### What to do
Search the entries for the word "Load". Copy each line in which it is found.

### Supplied entries
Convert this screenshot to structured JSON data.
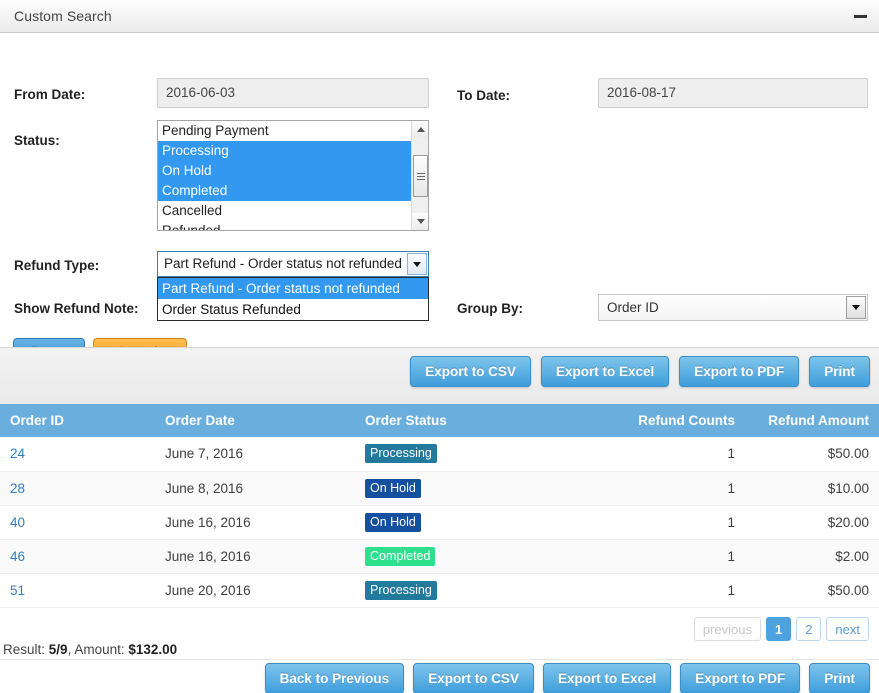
{
  "window": {
    "title": "Custom Search",
    "minimize_icon": "minimize-icon"
  },
  "form": {
    "from_date_label": "From Date:",
    "from_date_value": "2016-06-03",
    "to_date_label": "To Date:",
    "to_date_value": "2016-08-17",
    "status_label": "Status:",
    "status_options": [
      {
        "label": "Pending Payment",
        "selected": false
      },
      {
        "label": "Processing",
        "selected": true
      },
      {
        "label": "On Hold",
        "selected": true
      },
      {
        "label": "Completed",
        "selected": true
      },
      {
        "label": "Cancelled",
        "selected": false
      },
      {
        "label": "Refunded",
        "selected": false
      }
    ],
    "refund_type_label": "Refund Type:",
    "refund_type_value": "Part Refund - Order status not refunded",
    "refund_type_options": [
      {
        "label": "Part Refund - Order status not refunded",
        "highlighted": true
      },
      {
        "label": "Order Status Refunded",
        "highlighted": false
      }
    ],
    "show_refund_note_label": "Show Refund Note:",
    "group_by_label": "Group By:",
    "group_by_value": "Order ID",
    "reset_label": "Reset",
    "search_label": "Search"
  },
  "toolbar": {
    "export_csv": "Export to CSV",
    "export_excel": "Export to Excel",
    "export_pdf": "Export to PDF",
    "print": "Print"
  },
  "table": {
    "columns": [
      "Order ID",
      "Order Date",
      "Order Status",
      "Refund Counts",
      "Refund Amount"
    ],
    "rows": [
      {
        "order_id": "24",
        "order_date": "June 7, 2016",
        "status": "Processing",
        "status_class": "processing",
        "refund_counts": "1",
        "refund_amount": "$50.00"
      },
      {
        "order_id": "28",
        "order_date": "June 8, 2016",
        "status": "On Hold",
        "status_class": "onhold",
        "refund_counts": "1",
        "refund_amount": "$10.00"
      },
      {
        "order_id": "40",
        "order_date": "June 16, 2016",
        "status": "On Hold",
        "status_class": "onhold",
        "refund_counts": "1",
        "refund_amount": "$20.00"
      },
      {
        "order_id": "46",
        "order_date": "June 16, 2016",
        "status": "Completed",
        "status_class": "completed",
        "refund_counts": "1",
        "refund_amount": "$2.00"
      },
      {
        "order_id": "51",
        "order_date": "June 20, 2016",
        "status": "Processing",
        "status_class": "processing",
        "refund_counts": "1",
        "refund_amount": "$50.00"
      }
    ]
  },
  "pagination": {
    "previous": "previous",
    "pages": [
      "1",
      "2"
    ],
    "current_page": "1",
    "next": "next"
  },
  "footer": {
    "result_prefix": "Result: ",
    "result_count": "5/9",
    "amount_prefix": ", Amount: ",
    "amount_value": "$132.00",
    "back_to_previous": "Back to Previous",
    "export_csv": "Export to CSV",
    "export_excel": "Export to Excel",
    "export_pdf": "Export to PDF",
    "print": "Print"
  },
  "colors": {
    "select_blue": "#3399f0",
    "header_blue": "#6aaedd",
    "button_blue": "#3f9ddb",
    "search_orange": "#f08b1d",
    "status_processing": "#227a9c",
    "status_onhold": "#14509f",
    "status_completed": "#2ee08d",
    "link_blue": "#2e7fc4"
  }
}
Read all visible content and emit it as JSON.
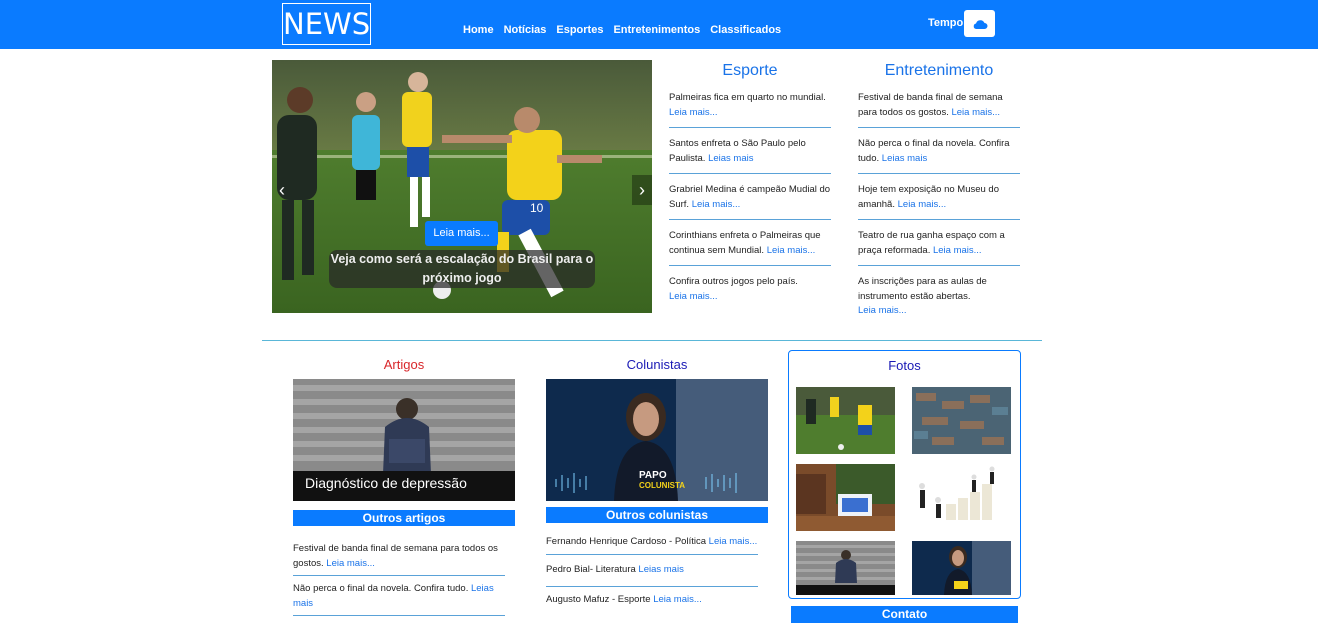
{
  "header": {
    "logo": "NEWS",
    "nav": [
      "Home",
      "Notícias",
      "Esportes",
      "Entretenimentos",
      "Classificados"
    ],
    "tempo_label": "Tempo",
    "weather_icon": "cloud-icon"
  },
  "carousel": {
    "button": "Leia mais...",
    "caption": "Veja como será a escalação do Brasil para o próximo jogo"
  },
  "esporte": {
    "title": "Esporte",
    "items": [
      {
        "text": "Palmeiras fica em quarto no mundial.",
        "link": "Leia mais..."
      },
      {
        "text": "Santos enfreta o São Paulo pelo Paulista.",
        "link": "Leias mais"
      },
      {
        "text": "Grabriel Medina é campeão Mudial do Surf.",
        "link": "Leia mais..."
      },
      {
        "text": "Corinthians enfreta o Palmeiras que continua sem Mundial.",
        "link": "Leia mais..."
      },
      {
        "text": "Confira outros jogos pelo país.",
        "link": "Leia mais..."
      }
    ]
  },
  "entretenimento": {
    "title": "Entretenimento",
    "items": [
      {
        "text": "Festival de banda final de semana para todos os gostos.",
        "link": "Leia mais..."
      },
      {
        "text": "Não perca o final da novela. Confira tudo.",
        "link": "Leias mais"
      },
      {
        "text": "Hoje tem exposição no Museu do amanhã.",
        "link": "Leia mais..."
      },
      {
        "text": "Teatro de rua ganha espaço com a praça reformada.",
        "link": "Leia mais..."
      },
      {
        "text": "As inscrições para as aulas de instrumento estão abertas.",
        "link": "Leia mais..."
      }
    ]
  },
  "artigos": {
    "title": "Artigos",
    "image_caption": "Diagnóstico de depressão",
    "bar": "Outros artigos",
    "items": [
      {
        "text": "Festival de banda final de semana para todos os gostos.",
        "link": "Leia mais..."
      },
      {
        "text": "Não perca o final da novela. Confira tudo.",
        "link": "Leias mais"
      }
    ]
  },
  "colunistas": {
    "title": "Colunistas",
    "image_text_1": "PAPO",
    "image_text_2": "COLUNISTA",
    "bar": "Outros colunistas",
    "items": [
      {
        "text": "Fernando Henrique Cardoso - Política",
        "link": "Leia mais..."
      },
      {
        "text": "Pedro Bial- Literatura",
        "link": "Leias mais"
      },
      {
        "text": "Augusto Mafuz - Esporte",
        "link": "Leia mais..."
      }
    ]
  },
  "fotos": {
    "title": "Fotos"
  },
  "contato": "Contato",
  "colors": {
    "primary": "#0a7bff",
    "link": "#1a73e8",
    "artigos_title": "#d8262a",
    "colunistas_title": "#1a1ab5"
  }
}
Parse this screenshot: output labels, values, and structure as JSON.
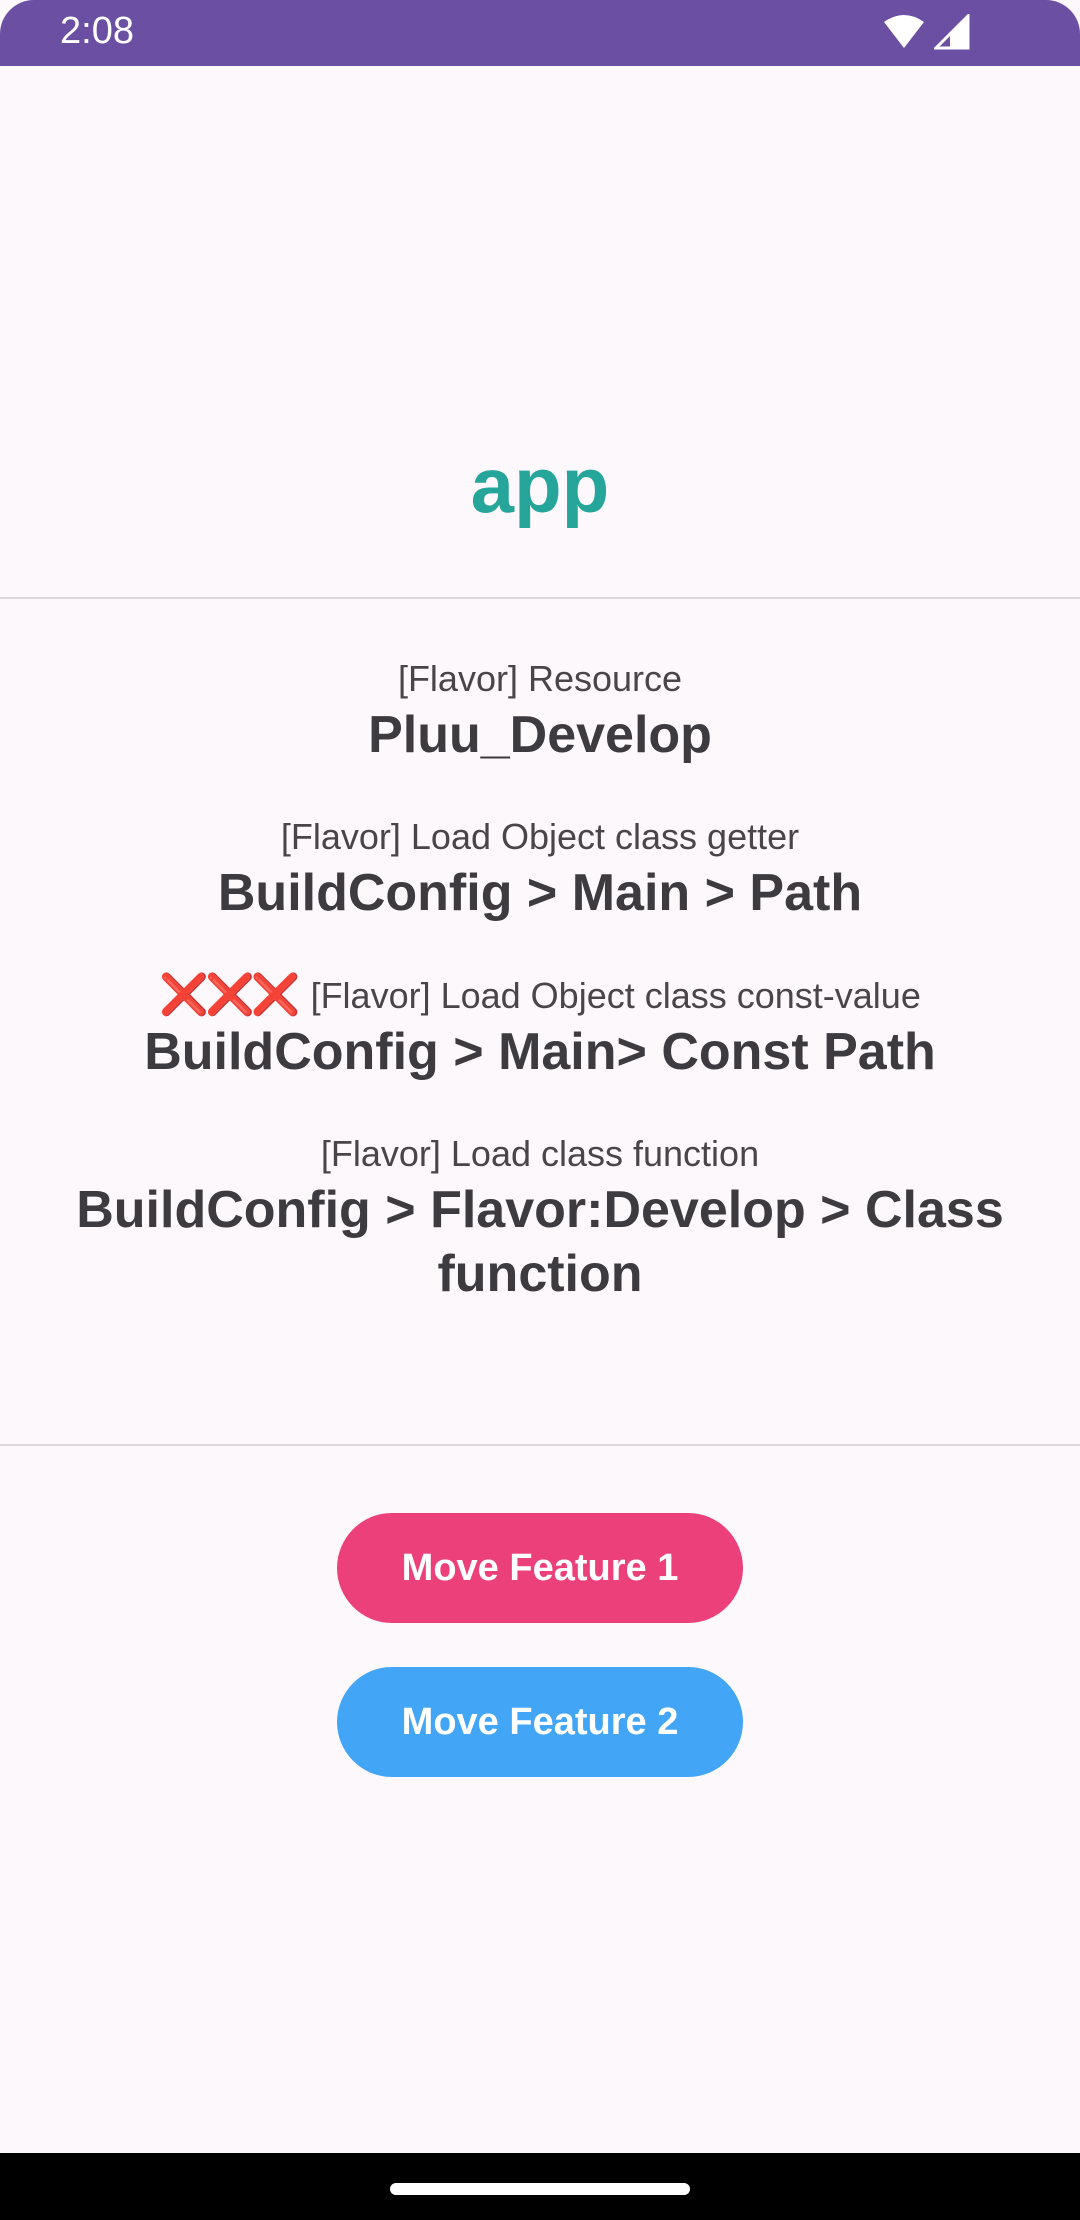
{
  "status_bar": {
    "time": "2:08",
    "background": "#6a4fa3",
    "icons": [
      "wifi-icon",
      "signal-icon"
    ]
  },
  "app": {
    "title": "app",
    "title_color": "#26a69a"
  },
  "info_items": [
    {
      "prefix": "",
      "label": "[Flavor] Resource",
      "value": "Pluu_Develop"
    },
    {
      "prefix": "",
      "label": "[Flavor] Load Object class getter",
      "value": "BuildConfig > Main > Path"
    },
    {
      "prefix": "❌❌❌",
      "label": "[Flavor] Load Object class const-value",
      "value": "BuildConfig > Main> Const Path"
    },
    {
      "prefix": "",
      "label": "[Flavor] Load class function",
      "value": "BuildConfig > Flavor:Develop > Class function"
    }
  ],
  "buttons": {
    "feature1": {
      "label": "Move Feature 1",
      "color": "#ec407a"
    },
    "feature2": {
      "label": "Move Feature 2",
      "color": "#42a5f5"
    }
  }
}
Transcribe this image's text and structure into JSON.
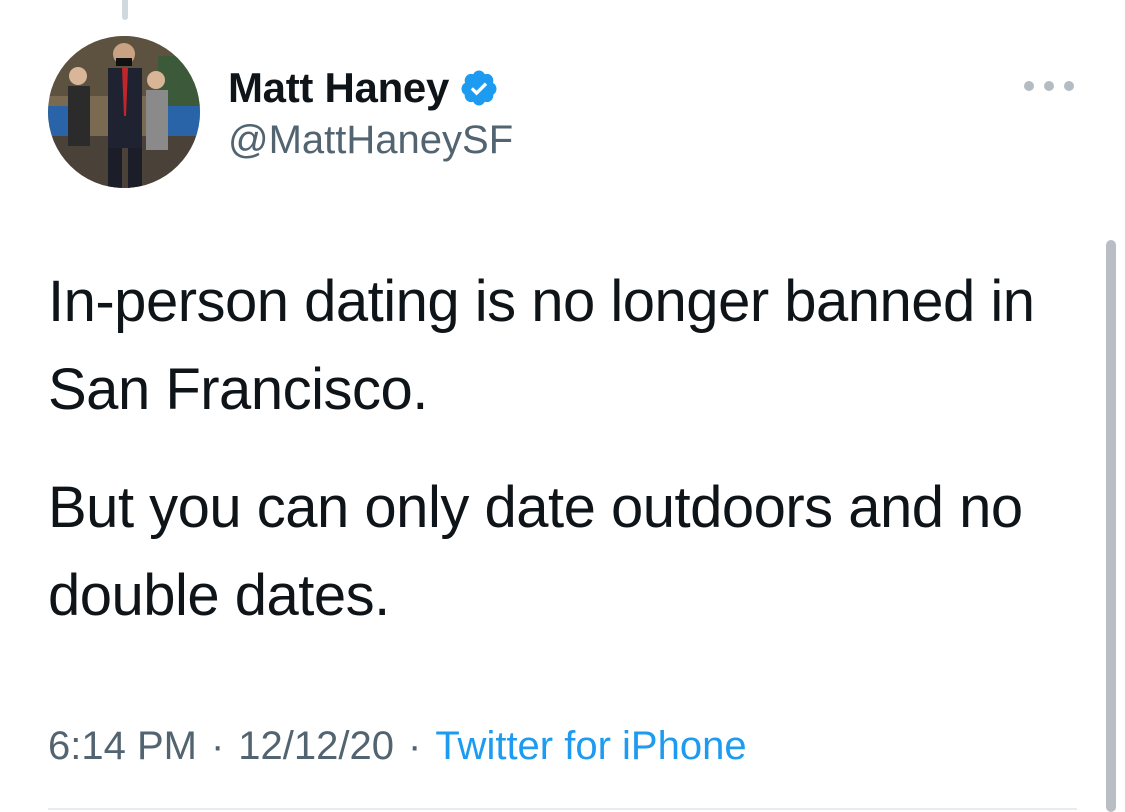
{
  "author": {
    "display_name": "Matt Haney",
    "handle": "@MattHaneySF",
    "verified": true,
    "avatar_icon": "avatar-photo"
  },
  "menu": {
    "icon": "more-options-icon"
  },
  "tweet": {
    "paragraphs": [
      "In-person dating is no longer banned in San Francisco.",
      "But you can only date outdoors and no double dates."
    ]
  },
  "meta": {
    "time": "6:14 PM",
    "separator": "·",
    "date": "12/12/20",
    "source": "Twitter for iPhone"
  },
  "colors": {
    "text": "#0f1419",
    "secondary": "#536471",
    "link": "#1d9bf0",
    "verified": "#1d9bf0"
  }
}
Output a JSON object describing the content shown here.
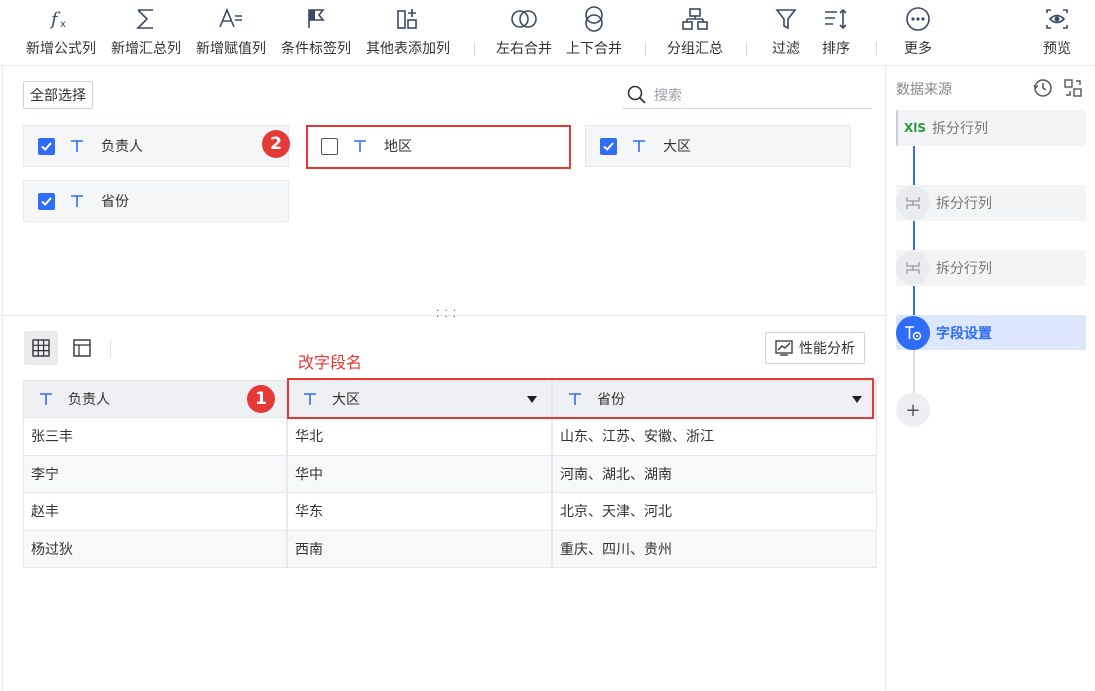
{
  "toolbar": {
    "items": [
      {
        "label": "新增公式列",
        "icon": "formula-icon"
      },
      {
        "label": "新增汇总列",
        "icon": "sigma-icon"
      },
      {
        "label": "新增赋值列",
        "icon": "assign-icon"
      },
      {
        "label": "条件标签列",
        "icon": "flag-icon"
      },
      {
        "label": "其他表添加列",
        "icon": "add-column-icon"
      },
      {
        "label": "左右合并",
        "icon": "merge-lr-icon"
      },
      {
        "label": "上下合并",
        "icon": "merge-tb-icon"
      },
      {
        "label": "分组汇总",
        "icon": "group-icon"
      },
      {
        "label": "过滤",
        "icon": "filter-icon"
      },
      {
        "label": "排序",
        "icon": "sort-icon"
      },
      {
        "label": "更多",
        "icon": "more-icon"
      },
      {
        "label": "预览",
        "icon": "preview-icon"
      }
    ]
  },
  "fields": {
    "select_all": "全部选择",
    "search_placeholder": "搜索",
    "items": [
      {
        "name": "负责人",
        "checked": true
      },
      {
        "name": "地区",
        "checked": false
      },
      {
        "name": "大区",
        "checked": true
      },
      {
        "name": "省份",
        "checked": true
      }
    ]
  },
  "annotations": {
    "badge1": "1",
    "badge2": "2",
    "rename_note": "改字段名"
  },
  "preview": {
    "perf_label": "性能分析",
    "columns": [
      "负责人",
      "大区",
      "省份"
    ],
    "rows": [
      [
        "张三丰",
        "华北",
        "山东、江苏、安徽、浙江"
      ],
      [
        "李宁",
        "华中",
        "河南、湖北、湖南"
      ],
      [
        "赵丰",
        "华东",
        "北京、天津、河北"
      ],
      [
        "杨过狄",
        "西南",
        "重庆、四川、贵州"
      ]
    ]
  },
  "right_panel": {
    "title": "数据来源",
    "steps": [
      {
        "label": "拆分行列",
        "icon": "xls-icon"
      },
      {
        "label": "拆分行列",
        "icon": "split-icon"
      },
      {
        "label": "拆分行列",
        "icon": "split-icon"
      },
      {
        "label": "字段设置",
        "icon": "field-settings-icon",
        "current": true
      }
    ]
  },
  "colors": {
    "accent": "#2f6df6",
    "annotation": "#e53935"
  }
}
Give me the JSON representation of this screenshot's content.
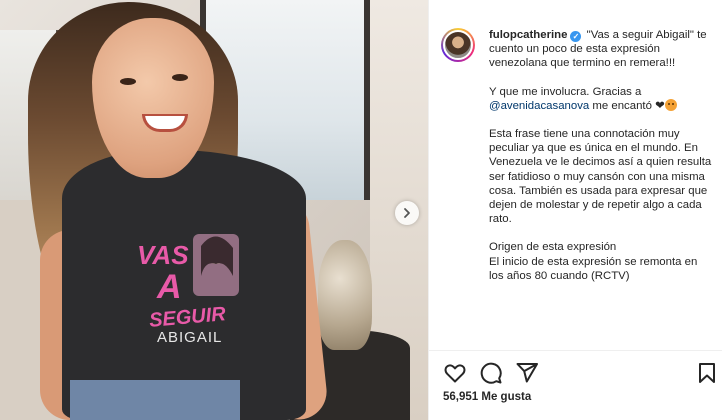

### Completed exercise
      "label": "[Flavor] Load Object class getter",
      "label": "[Flavor] Load Object class const-value",
      "label": "[Flavor] Load class function",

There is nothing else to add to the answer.